• [Work order]: Write out all of the entries below word for word.

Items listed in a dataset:
[Start of Attachment]

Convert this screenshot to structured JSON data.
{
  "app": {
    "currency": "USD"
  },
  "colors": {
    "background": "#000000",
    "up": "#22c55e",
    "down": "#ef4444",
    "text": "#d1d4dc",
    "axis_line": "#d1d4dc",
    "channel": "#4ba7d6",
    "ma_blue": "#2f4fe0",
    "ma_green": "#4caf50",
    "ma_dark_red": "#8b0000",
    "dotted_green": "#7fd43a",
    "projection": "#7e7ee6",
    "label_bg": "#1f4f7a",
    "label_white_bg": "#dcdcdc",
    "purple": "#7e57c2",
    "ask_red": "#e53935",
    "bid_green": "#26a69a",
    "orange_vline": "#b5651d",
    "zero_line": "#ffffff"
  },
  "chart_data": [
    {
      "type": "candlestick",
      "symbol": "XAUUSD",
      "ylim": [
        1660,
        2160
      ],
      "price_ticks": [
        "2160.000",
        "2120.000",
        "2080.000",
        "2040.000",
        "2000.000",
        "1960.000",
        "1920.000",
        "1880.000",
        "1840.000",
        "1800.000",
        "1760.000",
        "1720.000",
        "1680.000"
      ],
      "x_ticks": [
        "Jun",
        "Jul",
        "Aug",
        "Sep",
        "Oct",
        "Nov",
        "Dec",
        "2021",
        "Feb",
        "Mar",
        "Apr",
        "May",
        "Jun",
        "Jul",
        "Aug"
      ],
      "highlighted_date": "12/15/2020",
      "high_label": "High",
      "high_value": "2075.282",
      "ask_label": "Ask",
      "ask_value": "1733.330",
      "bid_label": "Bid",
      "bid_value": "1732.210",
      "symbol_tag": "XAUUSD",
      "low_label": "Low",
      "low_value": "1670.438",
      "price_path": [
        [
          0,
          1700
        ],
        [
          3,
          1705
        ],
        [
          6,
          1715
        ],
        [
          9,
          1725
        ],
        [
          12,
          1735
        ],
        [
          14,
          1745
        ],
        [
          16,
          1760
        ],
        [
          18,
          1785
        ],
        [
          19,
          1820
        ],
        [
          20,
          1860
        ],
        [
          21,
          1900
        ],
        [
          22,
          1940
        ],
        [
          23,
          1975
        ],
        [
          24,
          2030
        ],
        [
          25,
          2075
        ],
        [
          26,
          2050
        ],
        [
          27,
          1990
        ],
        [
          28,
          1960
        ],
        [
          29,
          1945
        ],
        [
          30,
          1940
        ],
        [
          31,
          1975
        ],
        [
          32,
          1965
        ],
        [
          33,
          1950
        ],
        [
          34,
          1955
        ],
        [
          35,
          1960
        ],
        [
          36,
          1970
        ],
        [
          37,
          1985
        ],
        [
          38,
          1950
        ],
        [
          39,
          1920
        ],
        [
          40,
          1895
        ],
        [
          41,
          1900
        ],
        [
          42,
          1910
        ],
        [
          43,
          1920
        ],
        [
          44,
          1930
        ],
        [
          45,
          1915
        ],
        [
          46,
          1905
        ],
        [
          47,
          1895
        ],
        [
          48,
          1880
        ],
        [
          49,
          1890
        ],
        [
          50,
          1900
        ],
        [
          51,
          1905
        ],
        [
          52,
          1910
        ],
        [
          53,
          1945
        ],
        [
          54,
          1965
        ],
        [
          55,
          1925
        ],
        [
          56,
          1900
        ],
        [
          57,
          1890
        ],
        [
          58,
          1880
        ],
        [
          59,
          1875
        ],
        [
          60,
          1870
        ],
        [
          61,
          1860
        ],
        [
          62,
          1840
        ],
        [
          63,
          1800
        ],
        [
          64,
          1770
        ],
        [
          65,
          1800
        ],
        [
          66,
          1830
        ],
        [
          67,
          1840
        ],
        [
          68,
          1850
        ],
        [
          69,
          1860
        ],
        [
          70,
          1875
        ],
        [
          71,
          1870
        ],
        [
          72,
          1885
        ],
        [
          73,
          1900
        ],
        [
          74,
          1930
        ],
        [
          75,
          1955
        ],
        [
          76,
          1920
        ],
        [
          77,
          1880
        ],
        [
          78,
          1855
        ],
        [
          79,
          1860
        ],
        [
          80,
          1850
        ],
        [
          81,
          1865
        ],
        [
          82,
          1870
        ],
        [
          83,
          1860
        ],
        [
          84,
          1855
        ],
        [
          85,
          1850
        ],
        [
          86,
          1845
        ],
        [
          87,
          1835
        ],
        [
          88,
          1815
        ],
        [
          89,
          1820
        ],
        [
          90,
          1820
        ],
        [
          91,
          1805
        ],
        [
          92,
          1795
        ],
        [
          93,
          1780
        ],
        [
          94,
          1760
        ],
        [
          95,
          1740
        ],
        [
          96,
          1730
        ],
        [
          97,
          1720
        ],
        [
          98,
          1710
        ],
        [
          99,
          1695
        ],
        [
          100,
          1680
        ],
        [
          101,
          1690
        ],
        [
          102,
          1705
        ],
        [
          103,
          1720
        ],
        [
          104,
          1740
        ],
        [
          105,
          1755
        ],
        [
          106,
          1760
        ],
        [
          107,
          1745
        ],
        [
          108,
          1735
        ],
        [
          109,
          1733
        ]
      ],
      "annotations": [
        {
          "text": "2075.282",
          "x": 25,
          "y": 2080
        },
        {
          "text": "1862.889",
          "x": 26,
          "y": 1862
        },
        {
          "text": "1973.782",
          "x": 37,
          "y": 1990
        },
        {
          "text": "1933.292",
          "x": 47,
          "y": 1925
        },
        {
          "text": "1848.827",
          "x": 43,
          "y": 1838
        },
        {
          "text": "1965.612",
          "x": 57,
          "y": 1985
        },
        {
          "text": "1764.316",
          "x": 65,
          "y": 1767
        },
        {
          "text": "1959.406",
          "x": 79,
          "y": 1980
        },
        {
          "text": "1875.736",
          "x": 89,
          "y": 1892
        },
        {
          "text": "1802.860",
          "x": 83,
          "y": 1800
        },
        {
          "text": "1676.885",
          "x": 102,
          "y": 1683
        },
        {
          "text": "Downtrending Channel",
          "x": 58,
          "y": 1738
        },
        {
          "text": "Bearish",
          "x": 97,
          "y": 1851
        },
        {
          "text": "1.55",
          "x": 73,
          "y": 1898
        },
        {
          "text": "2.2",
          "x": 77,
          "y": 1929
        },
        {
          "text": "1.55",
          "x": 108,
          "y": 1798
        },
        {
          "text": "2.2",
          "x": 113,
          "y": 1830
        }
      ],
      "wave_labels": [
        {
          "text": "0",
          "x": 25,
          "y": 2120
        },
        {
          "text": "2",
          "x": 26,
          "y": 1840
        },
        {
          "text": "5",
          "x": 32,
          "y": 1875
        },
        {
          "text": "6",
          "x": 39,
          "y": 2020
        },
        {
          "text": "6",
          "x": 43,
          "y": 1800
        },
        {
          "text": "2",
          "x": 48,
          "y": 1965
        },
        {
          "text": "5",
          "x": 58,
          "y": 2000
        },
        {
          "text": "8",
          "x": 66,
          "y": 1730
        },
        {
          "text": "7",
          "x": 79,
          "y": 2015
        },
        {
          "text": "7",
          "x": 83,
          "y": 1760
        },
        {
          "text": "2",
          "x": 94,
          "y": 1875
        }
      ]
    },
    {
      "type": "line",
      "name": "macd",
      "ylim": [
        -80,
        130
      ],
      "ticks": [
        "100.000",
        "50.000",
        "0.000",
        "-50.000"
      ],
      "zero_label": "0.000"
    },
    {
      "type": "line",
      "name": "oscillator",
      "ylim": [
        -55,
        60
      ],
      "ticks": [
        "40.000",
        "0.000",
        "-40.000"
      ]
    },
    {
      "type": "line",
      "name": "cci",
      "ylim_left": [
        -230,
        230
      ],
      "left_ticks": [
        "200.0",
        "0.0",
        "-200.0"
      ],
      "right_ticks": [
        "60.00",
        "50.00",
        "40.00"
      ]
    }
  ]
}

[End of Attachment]

• [Worked solution]:
Convert this screenshot to structured JSON data.
{
  "app": {
    "currency": "USD"
  },
  "colors": {
    "background": "#000000",
    "up": "#22c55e",
    "down": "#ef4444",
    "text": "#d1d4dc",
    "axis_line": "#d1d4dc",
    "channel": "#4ba7d6",
    "ma_blue": "#2f4fe0",
    "ma_green": "#4caf50",
    "ma_dark_red": "#8b0000",
    "dotted_green": "#7fd43a",
    "projection": "#7e7ee6",
    "label_bg": "#1f4f7a",
    "label_white_bg": "#dcdcdc",
    "purple": "#7e57c2",
    "ask_red": "#e53935",
    "bid_green": "#26a69a",
    "orange_vline": "#b5651d",
    "zero_line": "#ffffff"
  },
  "chart_data": [
    {
      "type": "candlestick",
      "symbol": "XAUUSD",
      "ylim": [
        1660,
        2160
      ],
      "price_ticks": [
        "2160.000",
        "2120.000",
        "2080.000",
        "2040.000",
        "2000.000",
        "1960.000",
        "1920.000",
        "1880.000",
        "1840.000",
        "1800.000",
        "1760.000",
        "1720.000",
        "1680.000"
      ],
      "x_ticks": [
        "Jun",
        "Jul",
        "Aug",
        "Sep",
        "Oct",
        "Nov",
        "Dec",
        "2021",
        "Feb",
        "Mar",
        "Apr",
        "May",
        "Jun",
        "Jul",
        "Aug"
      ],
      "highlighted_date": "12/15/2020",
      "high_label": "High",
      "high_value": "2075.282",
      "ask_label": "Ask",
      "ask_value": "1733.330",
      "bid_label": "Bid",
      "bid_value": "1732.210",
      "symbol_tag": "XAUUSD",
      "low_label": "Low",
      "low_value": "1670.438",
      "price_path": [
        [
          0,
          1700
        ],
        [
          3,
          1705
        ],
        [
          6,
          1715
        ],
        [
          9,
          1725
        ],
        [
          12,
          1735
        ],
        [
          14,
          1745
        ],
        [
          16,
          1760
        ],
        [
          18,
          1785
        ],
        [
          19,
          1820
        ],
        [
          20,
          1860
        ],
        [
          21,
          1900
        ],
        [
          22,
          1940
        ],
        [
          23,
          1975
        ],
        [
          24,
          2030
        ],
        [
          25,
          2075
        ],
        [
          26,
          2050
        ],
        [
          27,
          1990
        ],
        [
          28,
          1960
        ],
        [
          29,
          1945
        ],
        [
          30,
          1940
        ],
        [
          31,
          1975
        ],
        [
          32,
          1965
        ],
        [
          33,
          1950
        ],
        [
          34,
          1955
        ],
        [
          35,
          1960
        ],
        [
          36,
          1970
        ],
        [
          37,
          1985
        ],
        [
          38,
          1950
        ],
        [
          39,
          1920
        ],
        [
          40,
          1895
        ],
        [
          41,
          1900
        ],
        [
          42,
          1910
        ],
        [
          43,
          1920
        ],
        [
          44,
          1930
        ],
        [
          45,
          1915
        ],
        [
          46,
          1905
        ],
        [
          47,
          1895
        ],
        [
          48,
          1880
        ],
        [
          49,
          1890
        ],
        [
          50,
          1900
        ],
        [
          51,
          1905
        ],
        [
          52,
          1910
        ],
        [
          53,
          1945
        ],
        [
          54,
          1965
        ],
        [
          55,
          1925
        ],
        [
          56,
          1900
        ],
        [
          57,
          1890
        ],
        [
          58,
          1880
        ],
        [
          59,
          1875
        ],
        [
          60,
          1870
        ],
        [
          61,
          1860
        ],
        [
          62,
          1840
        ],
        [
          63,
          1800
        ],
        [
          64,
          1770
        ],
        [
          65,
          1800
        ],
        [
          66,
          1830
        ],
        [
          67,
          1840
        ],
        [
          68,
          1850
        ],
        [
          69,
          1860
        ],
        [
          70,
          1875
        ],
        [
          71,
          1870
        ],
        [
          72,
          1885
        ],
        [
          73,
          1900
        ],
        [
          74,
          1930
        ],
        [
          75,
          1955
        ],
        [
          76,
          1920
        ],
        [
          77,
          1880
        ],
        [
          78,
          1855
        ],
        [
          79,
          1860
        ],
        [
          80,
          1850
        ],
        [
          81,
          1865
        ],
        [
          82,
          1870
        ],
        [
          83,
          1860
        ],
        [
          84,
          1855
        ],
        [
          85,
          1850
        ],
        [
          86,
          1845
        ],
        [
          87,
          1835
        ],
        [
          88,
          1815
        ],
        [
          89,
          1820
        ],
        [
          90,
          1820
        ],
        [
          91,
          1805
        ],
        [
          92,
          1795
        ],
        [
          93,
          1780
        ],
        [
          94,
          1760
        ],
        [
          95,
          1740
        ],
        [
          96,
          1730
        ],
        [
          97,
          1720
        ],
        [
          98,
          1710
        ],
        [
          99,
          1695
        ],
        [
          100,
          1680
        ],
        [
          101,
          1690
        ],
        [
          102,
          1705
        ],
        [
          103,
          1720
        ],
        [
          104,
          1740
        ],
        [
          105,
          1755
        ],
        [
          106,
          1760
        ],
        [
          107,
          1745
        ],
        [
          108,
          1735
        ],
        [
          109,
          1733
        ]
      ],
      "annotations": [
        {
          "text": "2075.282",
          "x": 25,
          "y": 2080
        },
        {
          "text": "1862.889",
          "x": 26,
          "y": 1862
        },
        {
          "text": "1973.782",
          "x": 37,
          "y": 1990
        },
        {
          "text": "1933.292",
          "x": 47,
          "y": 1925
        },
        {
          "text": "1848.827",
          "x": 43,
          "y": 1838
        },
        {
          "text": "1965.612",
          "x": 57,
          "y": 1985
        },
        {
          "text": "1764.316",
          "x": 65,
          "y": 1767
        },
        {
          "text": "1959.406",
          "x": 79,
          "y": 1980
        },
        {
          "text": "1875.736",
          "x": 89,
          "y": 1892
        },
        {
          "text": "1802.860",
          "x": 83,
          "y": 1800
        },
        {
          "text": "1676.885",
          "x": 102,
          "y": 1683
        },
        {
          "text": "Downtrending Channel",
          "x": 58,
          "y": 1738
        },
        {
          "text": "Bearish",
          "x": 97,
          "y": 1851
        },
        {
          "text": "1.55",
          "x": 73,
          "y": 1898
        },
        {
          "text": "2.2",
          "x": 77,
          "y": 1929
        },
        {
          "text": "1.55",
          "x": 108,
          "y": 1798
        },
        {
          "text": "2.2",
          "x": 113,
          "y": 1830
        }
      ],
      "wave_labels": [
        {
          "text": "0",
          "x": 25,
          "y": 2120
        },
        {
          "text": "2",
          "x": 26,
          "y": 1840
        },
        {
          "text": "5",
          "x": 32,
          "y": 1875
        },
        {
          "text": "6",
          "x": 39,
          "y": 2020
        },
        {
          "text": "6",
          "x": 43,
          "y": 1800
        },
        {
          "text": "2",
          "x": 48,
          "y": 1965
        },
        {
          "text": "5",
          "x": 58,
          "y": 2000
        },
        {
          "text": "8",
          "x": 66,
          "y": 1730
        },
        {
          "text": "7",
          "x": 79,
          "y": 2015
        },
        {
          "text": "7",
          "x": 83,
          "y": 1760
        },
        {
          "text": "2",
          "x": 94,
          "y": 1875
        }
      ]
    },
    {
      "type": "line",
      "name": "macd",
      "ylim": [
        -80,
        130
      ],
      "ticks": [
        "100.000",
        "50.000",
        "0.000",
        "-50.000"
      ],
      "zero_label": "0.000"
    },
    {
      "type": "line",
      "name": "oscillator",
      "ylim": [
        -55,
        60
      ],
      "ticks": [
        "40.000",
        "0.000",
        "-40.000"
      ]
    },
    {
      "type": "line",
      "name": "cci",
      "ylim_left": [
        -230,
        230
      ],
      "left_ticks": [
        "200.0",
        "0.0",
        "-200.0"
      ],
      "right_ticks": [
        "60.00",
        "50.00",
        "40.00"
      ]
    }
  ]
}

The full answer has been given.